He said a corresponding rise in classic cases of insider trading -- where material information about a public security is exchanged and used in breach of confidence or fiduciary duty -- was behind the overall increase.

“That’s where we saw a shift in our referrals -- to the relative of a corporate insider ... or a colleague, or a member of a country club, or somebody in their inner circle,” Malitzis told Reuters.

Slightly more than half of last year’s referrals involved one or more hedge funds, down from 72 percent in 2007. For a factbox, see:

The drop-off may be the result of an overall contraction in the hedge fund industry, where investor redemptions have forced the funds to liquidate positions, compounding the sell-off that centred on banks and other financial institutions.

“Were there leaks of important information on the profitability of banks, that insiders were taking advantage of?” Malitzis said. “That is absolutely a concern and a priority for us.”

NYSE Regulation monitors trading and listing compliance for NYSE Euronext's NYX.PANYX.N U.S. operations.

Since September, it has also been responsible for detecting insider trading in all NYSE-listed securities, wherever they trade in the United States.

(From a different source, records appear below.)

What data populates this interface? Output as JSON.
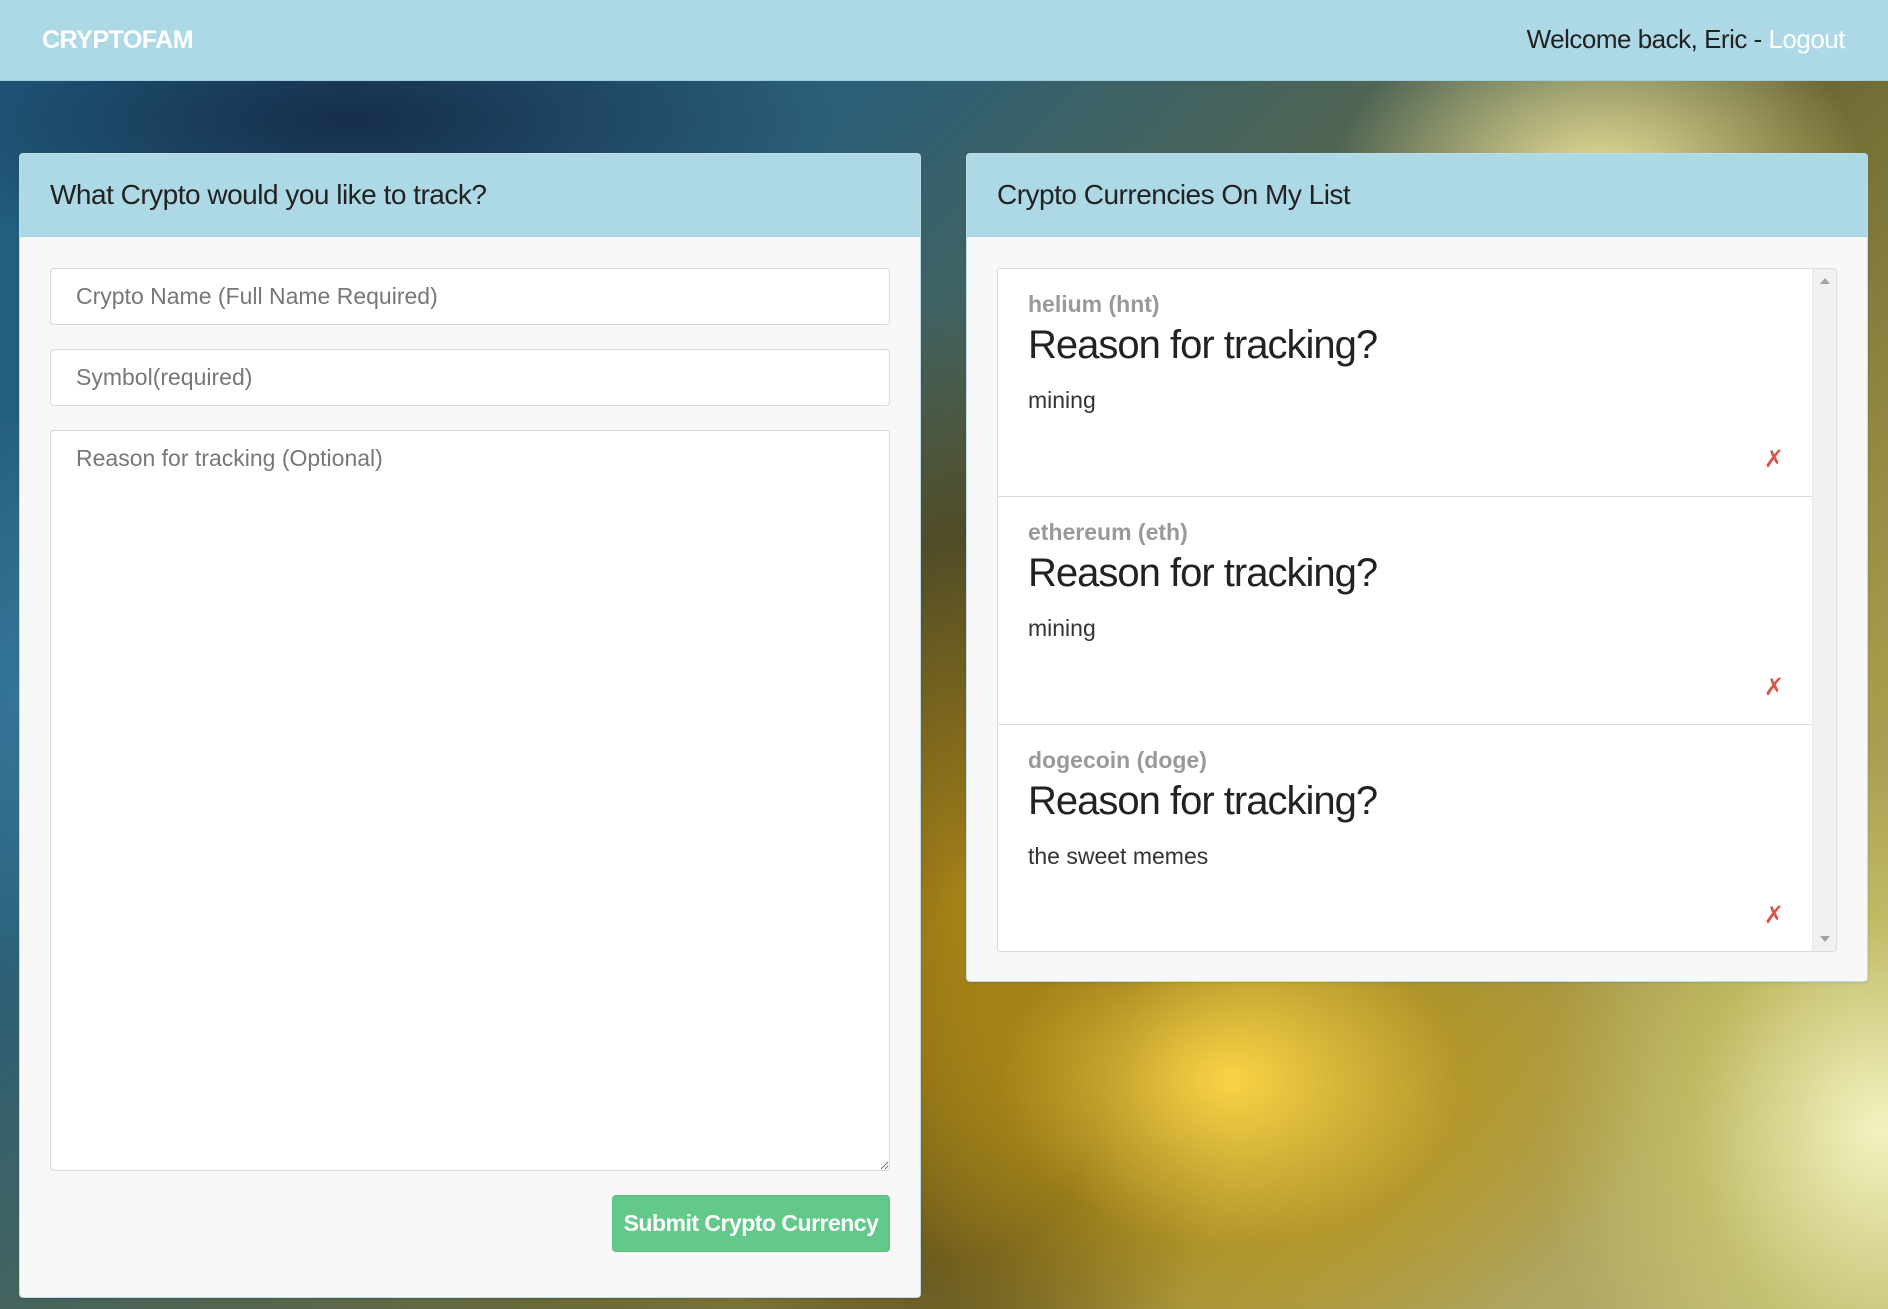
{
  "navbar": {
    "brand": "CRYPTOFAM",
    "welcome_text": "Welcome back, Eric - ",
    "logout_label": "Logout"
  },
  "add_form": {
    "title": "What Crypto would you like to track?",
    "name_placeholder": "Crypto Name (Full Name Required)",
    "symbol_placeholder": "Symbol(required)",
    "reason_placeholder": "Reason for tracking (Optional)",
    "submit_label": "Submit Crypto Currency"
  },
  "list_panel": {
    "title": "Crypto Currencies On My List",
    "items": [
      {
        "name": "helium (hnt)",
        "heading": "Reason for tracking?",
        "reason": "mining",
        "delete_label": "✗"
      },
      {
        "name": "ethereum (eth)",
        "heading": "Reason for tracking?",
        "reason": "mining",
        "delete_label": "✗"
      },
      {
        "name": "dogecoin (doge)",
        "heading": "Reason for tracking?",
        "reason": "the sweet memes",
        "delete_label": "✗"
      }
    ]
  },
  "colors": {
    "navbar_bg": "#add8e6",
    "submit_bg": "#62c98a",
    "delete": "#d9534f"
  }
}
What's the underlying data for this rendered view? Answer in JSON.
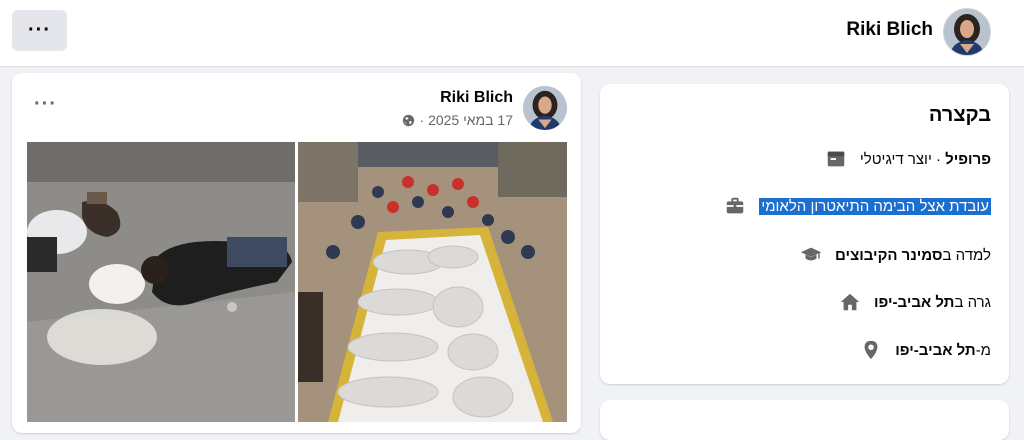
{
  "header": {
    "more_label": "···",
    "profile_name": "Riki Blich"
  },
  "post": {
    "more_label": "···",
    "author": "Riki Blich",
    "date": "17 במאי 2025",
    "separator": "·",
    "privacy_icon": "globe-icon"
  },
  "about": {
    "title": "בקצרה",
    "rows": [
      {
        "icon": "flag-icon",
        "bold": "פרופיל",
        "text": " · יוצר דיגיטלי"
      },
      {
        "icon": "briefcase-icon",
        "text": "עובדת אצל הבימה התיאטרון הלאומי"
      },
      {
        "icon": "graduation-cap-icon",
        "text": "למדה ב",
        "bold": "סמינר הקיבוצים"
      },
      {
        "icon": "home-icon",
        "text": "גרה ב",
        "bold": "תל אביב-יפו"
      },
      {
        "icon": "location-pin-icon",
        "text": "מ-",
        "bold": "תל אביב-יפו"
      }
    ]
  },
  "colors": {
    "accent": "#1a6fd1",
    "secondary_text": "#65676b",
    "icon_gray": "#65676b"
  }
}
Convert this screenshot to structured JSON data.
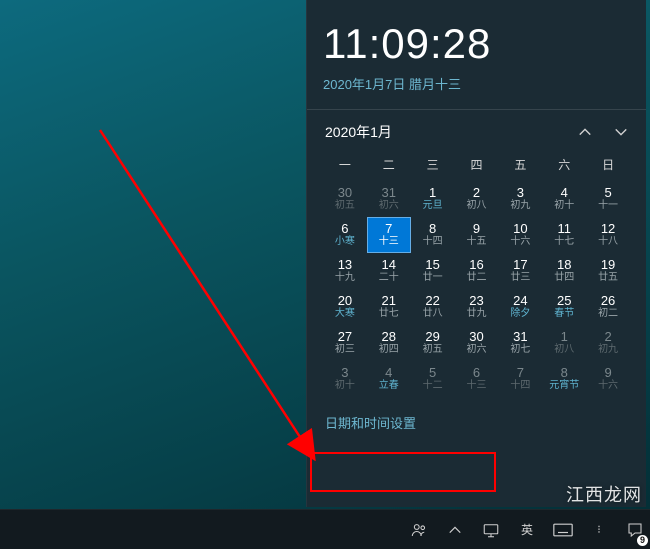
{
  "clock": {
    "time": "11:09:28",
    "date_line": "2020年1月7日 腊月十三"
  },
  "calendar": {
    "month_label": "2020年1月",
    "dow": [
      "一",
      "二",
      "三",
      "四",
      "五",
      "六",
      "日"
    ],
    "weeks": [
      [
        {
          "n": "30",
          "s": "初五",
          "cls": "other"
        },
        {
          "n": "31",
          "s": "初六",
          "cls": "other"
        },
        {
          "n": "1",
          "s": "元旦",
          "cls": "cur hol"
        },
        {
          "n": "2",
          "s": "初八",
          "cls": "cur"
        },
        {
          "n": "3",
          "s": "初九",
          "cls": "cur"
        },
        {
          "n": "4",
          "s": "初十",
          "cls": "cur"
        },
        {
          "n": "5",
          "s": "十一",
          "cls": "cur"
        }
      ],
      [
        {
          "n": "6",
          "s": "小寒",
          "cls": "cur hol"
        },
        {
          "n": "7",
          "s": "十三",
          "cls": "cur today"
        },
        {
          "n": "8",
          "s": "十四",
          "cls": "cur"
        },
        {
          "n": "9",
          "s": "十五",
          "cls": "cur"
        },
        {
          "n": "10",
          "s": "十六",
          "cls": "cur"
        },
        {
          "n": "11",
          "s": "十七",
          "cls": "cur"
        },
        {
          "n": "12",
          "s": "十八",
          "cls": "cur"
        }
      ],
      [
        {
          "n": "13",
          "s": "十九",
          "cls": "cur"
        },
        {
          "n": "14",
          "s": "二十",
          "cls": "cur"
        },
        {
          "n": "15",
          "s": "廿一",
          "cls": "cur"
        },
        {
          "n": "16",
          "s": "廿二",
          "cls": "cur"
        },
        {
          "n": "17",
          "s": "廿三",
          "cls": "cur"
        },
        {
          "n": "18",
          "s": "廿四",
          "cls": "cur"
        },
        {
          "n": "19",
          "s": "廿五",
          "cls": "cur"
        }
      ],
      [
        {
          "n": "20",
          "s": "大寒",
          "cls": "cur hol"
        },
        {
          "n": "21",
          "s": "廿七",
          "cls": "cur"
        },
        {
          "n": "22",
          "s": "廿八",
          "cls": "cur"
        },
        {
          "n": "23",
          "s": "廿九",
          "cls": "cur"
        },
        {
          "n": "24",
          "s": "除夕",
          "cls": "cur hol"
        },
        {
          "n": "25",
          "s": "春节",
          "cls": "cur hol"
        },
        {
          "n": "26",
          "s": "初二",
          "cls": "cur"
        }
      ],
      [
        {
          "n": "27",
          "s": "初三",
          "cls": "cur"
        },
        {
          "n": "28",
          "s": "初四",
          "cls": "cur"
        },
        {
          "n": "29",
          "s": "初五",
          "cls": "cur"
        },
        {
          "n": "30",
          "s": "初六",
          "cls": "cur"
        },
        {
          "n": "31",
          "s": "初七",
          "cls": "cur"
        },
        {
          "n": "1",
          "s": "初八",
          "cls": "other"
        },
        {
          "n": "2",
          "s": "初九",
          "cls": "other"
        }
      ],
      [
        {
          "n": "3",
          "s": "初十",
          "cls": "other"
        },
        {
          "n": "4",
          "s": "立春",
          "cls": "other hol"
        },
        {
          "n": "5",
          "s": "十二",
          "cls": "other"
        },
        {
          "n": "6",
          "s": "十三",
          "cls": "other"
        },
        {
          "n": "7",
          "s": "十四",
          "cls": "other"
        },
        {
          "n": "8",
          "s": "元宵节",
          "cls": "other hol"
        },
        {
          "n": "9",
          "s": "十六",
          "cls": "other"
        }
      ]
    ]
  },
  "links": {
    "date_time_settings": "日期和时间设置"
  },
  "tray": {
    "chevron_title": "显示隐藏的图标",
    "people_title": "人脉",
    "ime_lang": "英",
    "ime_mode": "⁝",
    "notification_count": "9"
  },
  "watermark": "江西龙网"
}
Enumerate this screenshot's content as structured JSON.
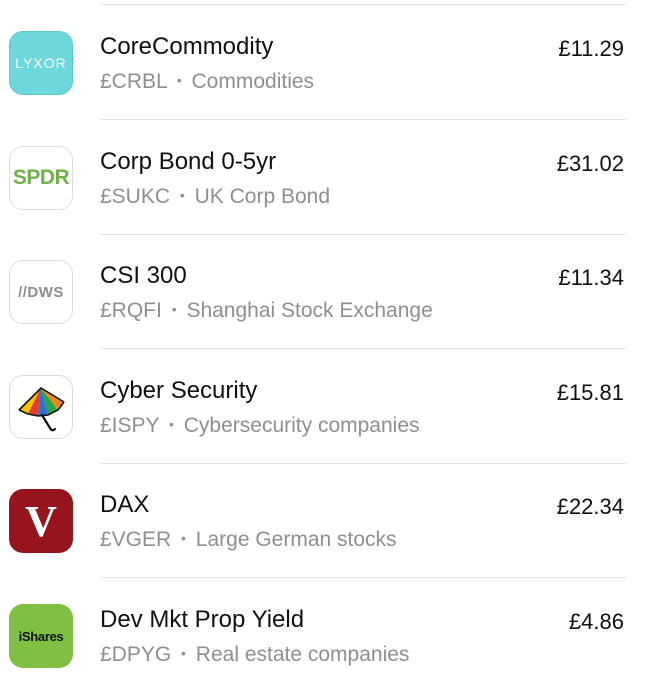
{
  "funds": [
    {
      "logo": "LYXOR",
      "logo_icon": "lyxor-logo-icon",
      "name": "CoreCommodity",
      "ticker": "£CRBL",
      "separator": "•",
      "description": "Commodities",
      "price": "£11.29"
    },
    {
      "logo": "SPDR",
      "logo_icon": "spdr-logo-icon",
      "name": "Corp Bond 0-5yr",
      "ticker": "£SUKC",
      "separator": "•",
      "description": "UK Corp Bond",
      "price": "£31.02"
    },
    {
      "logo": "//DWS",
      "logo_icon": "dws-logo-icon",
      "name": "CSI 300",
      "ticker": "£RQFI",
      "separator": "•",
      "description": "Shanghai Stock Exchange",
      "price": "£11.34"
    },
    {
      "logo": "",
      "logo_icon": "umbrella-logo-icon",
      "name": "Cyber Security",
      "ticker": "£ISPY",
      "separator": "•",
      "description": "Cybersecurity companies",
      "price": "£15.81"
    },
    {
      "logo": "V",
      "logo_icon": "vanguard-logo-icon",
      "name": "DAX",
      "ticker": "£VGER",
      "separator": "•",
      "description": "Large German stocks",
      "price": "£22.34"
    },
    {
      "logo": "iShares",
      "logo_icon": "ishares-logo-icon",
      "name": "Dev Mkt Prop Yield",
      "ticker": "£DPYG",
      "separator": "•",
      "description": "Real estate companies",
      "price": "£4.86"
    }
  ],
  "colors": {
    "lyxor": "#6dd8dc",
    "spdr_text": "#6fb24a",
    "vanguard": "#96151d",
    "ishares": "#7ec142",
    "subtitle": "#8e8e93"
  }
}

Its counterpart for Nasdaq listings, the Financial Industry Regulatory Authority, reported a similar rise in August.

Malitzis said volume spikes in the last minutes of trading, as well as big midday price swings, emerged as trends in 2008 that tipped off market police.

A study by Credit Suisse showed that 17 percent of trading volume on the Standard & Poor's 500-stock index .SPX took place in the final half-hour of trading in November, up from 12 percent in 2006 and 2007.


Insider trading spiked in the late 1980s, highlighted by the 1989 mass indictment for racketeering and securities fraud of U.S. financier Michael Milken, who was ultimately charged with lesser violations.

A sharp regulatory crackdown was followed by a quiet 1990s, but the number of cases has risen steadily over the last five years. Malitzis, 41, said the average trader working today “was probably in elementary school” during the late 1980s crackdown.

“When a new generation comes up that wasn’t front row to the lessons of the late ‘80s, they think it’s easy to do and no one’s going to catch them,” he said. “But the fact is it’s very easy for us to catch these folks. And I think they’re learning the hard way.”

Most of NYSE Regulation’s referrals are fully investigated by the SEC. It is unclear how many result in convictions.

In October, the SEC said it brought 671 enforcement actions during its 2008 fiscal year, with insider trading up 25 percent and market manipulation up 45 percent from the previous year.

A sweeping investigation launched last summer into market rumours, as well as the temporary ban on short selling financial stocks, dominated much regulatory attention in a year mired in recession.

“Whenever you have major disruptions in price, you’re going to have allegations of manipulation,” said James Angel, associate professor of finance at Georgetown University’s McDonough School of Business, who is currently writing a paper on wide oil market swings.

“But manipulation is hard to prove because one man’s manipulation is another man’s price discovery.”

Editing by John Wallace, Phil Berlowitz